|IT & Actuarial Career Opportunity Day|
invites you to their annual Information Technology & Actuarial
Career Opportunity Day! The event is on Friday, October 14, 2016 from
10:30 a.m. to 4:00 p.m. IT/Actuarial Day shows students how their
degree can be used in the insurance industry.
Sophomores, juniors, seniors, and recent graduates with majors in Mathematics and Computer Science are invited. Faculty is also welcome! Each faculty member who wishes to attend should fill out a registration to ensure we adequately prepare for the correct number of attendees.
Register online here from now until end of day Monday, October 10th. If you have any questions, please email Erin McLaughlin at email@example.com or call 517-886-1855.
Solvers of the Fortnight

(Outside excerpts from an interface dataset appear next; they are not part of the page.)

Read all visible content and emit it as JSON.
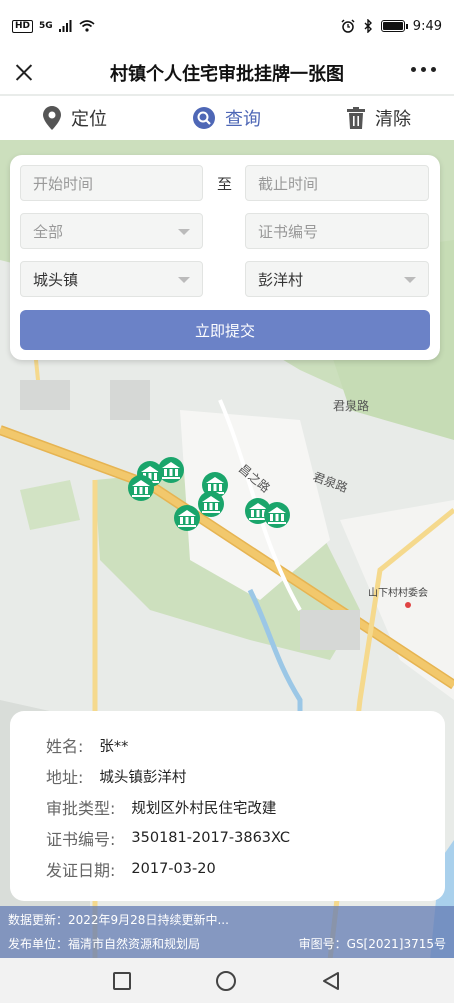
{
  "status": {
    "hd": "HD",
    "signal": "5G",
    "time": "9:49"
  },
  "header": {
    "title": "村镇个人住宅审批挂牌一张图"
  },
  "toolbar": {
    "locate": "定位",
    "query": "查询",
    "clear": "清除"
  },
  "form": {
    "start_placeholder": "开始时间",
    "to_label": "至",
    "end_placeholder": "截止时间",
    "type_select": "全部",
    "cert_placeholder": "证书编号",
    "town_select": "城头镇",
    "village_select": "彭洋村",
    "submit": "立即提交"
  },
  "map": {
    "road1": "君泉路",
    "road2": "君泉路",
    "road3": "昌之路",
    "poi": "山下村村委会"
  },
  "info": {
    "name_label": "姓名:",
    "name_value": "张**",
    "address_label": "地址:",
    "address_value": "城头镇彭洋村",
    "type_label": "审批类型:",
    "type_value": "规划区外村民住宅改建",
    "cert_label": "证书编号:",
    "cert_value": "350181-2017-3863XC",
    "date_label": "发证日期:",
    "date_value": "2017-03-20"
  },
  "footer": {
    "update": "数据更新：2022年9月28日持续更新中...",
    "publisher": "发布单位：福清市自然资源和规划局",
    "approval": "审图号：GS[2021]3715号"
  },
  "colors": {
    "accent": "#6b82c7",
    "marker": "#1aa56b",
    "park": "#c9dfb8",
    "road": "#f0c060"
  }
}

In our last Problem of the Fortnight we presented the following conversation between Math Man and Prof. Cinzori:
"Hey, Professor Cinzori. What's that?"
"Oh, hey, Math Man. This thing? It's a die."
"No, I know it's a dice -- or, I mean, die -- I always get those words mixed up. Mostly because they don't make sense to me, I think. I mean, if we have two dice and one die, shouldn't we have two mice and one mie? . . . Anyway, what I was asking was what shape is that?"
"Oh, it's an icosahedron. I always carry an icosahedral die in my pocket. You never know when such a thing will be useful."
"How many sides does it have?"
"Twenty. Each side is an equilateral triangle."
"How long are the sides of the triangles?"
"So what's its diameter?"
"Well, Math Man, I have to run to class. But you have enough information now to figure it out for yourself."
Congratulations to Brandon Brown, Michaela Jurewicz, Jenna King, Philip LaPorte, Chris Manquen, Jacquelyn Schwark, Daria Solomon, Ashley Trojniak, Alli VanderStoep, and Brittney Weickel -- all of whom came to Math Man's assistance by correctly solving the Problem of the Fortnight in the last issue of America's premiere fortnightly electronic mathematics department newsletter.
of the Fortnight
Hi, Professor Vance!
Oh, hi, Math Man. How are you?
Just fine, thanks. But I'm a little puzzled at the moment. I found this diagram on a piece of paper outside your office door. I think one of your students must have dropped it.
Well, puzzle no longer, Math Man. I can tell you whose that is! It's actually mine -- and I need it for my class today. So, I'm really glad you found it. Thanks, Math Man!
Well, sure. Happy to help. But I wasn't really puzzled about whose paper it was. I was puzzled about what the diagram is supposed to be showing.
I can help you there, too! It's a proof of the law of cosines.
Really?!? That's neat! . . . . Just one question: what's the law of cosines, and how does this picture prove it?"
I think that was two questions.
Well, I wasn't sure how to count that compound sentence. I mean, there are two questions, but they're joined by a conjunction to make a single sentence. . . . Well, whatever. Can you help me understand this?
Sorry, Math Man, I can't right now. I have to run to class. Thanks for finding this diagram, though!
But wait! Could you just tell me what the law of cosines is?
On her way out the door, Professor Vance says, "Not right now, Math Man. Sorry. I'm running late as it is. You can Google it, though."
"Yeah, I suppose. That will tell me what the law of cosines is, but how in the world is this diagram supposed to prove anything?"
Walking down the hall, Professor Vance turns and, walking backwards, says, "That's a good puzzle for you. You figure it out!"
Help Math Man with his latest mathematical conundrum by explaining how this diagram proves the law of cosines. Write your solution on a triangular piece of paper, and drop it in the Problem of the Fortnight slot outside Professor Mark Pearson's office (VWF 212) by 3:00 p.m. on Friday, September 30. As always, be sure to include your name and the name(s) of your math professor(s) -- e.g. Noah Dia, Professors I.M. Lost and Bea Wildered -- on your solution. Good luck and have fun!
on a Tangent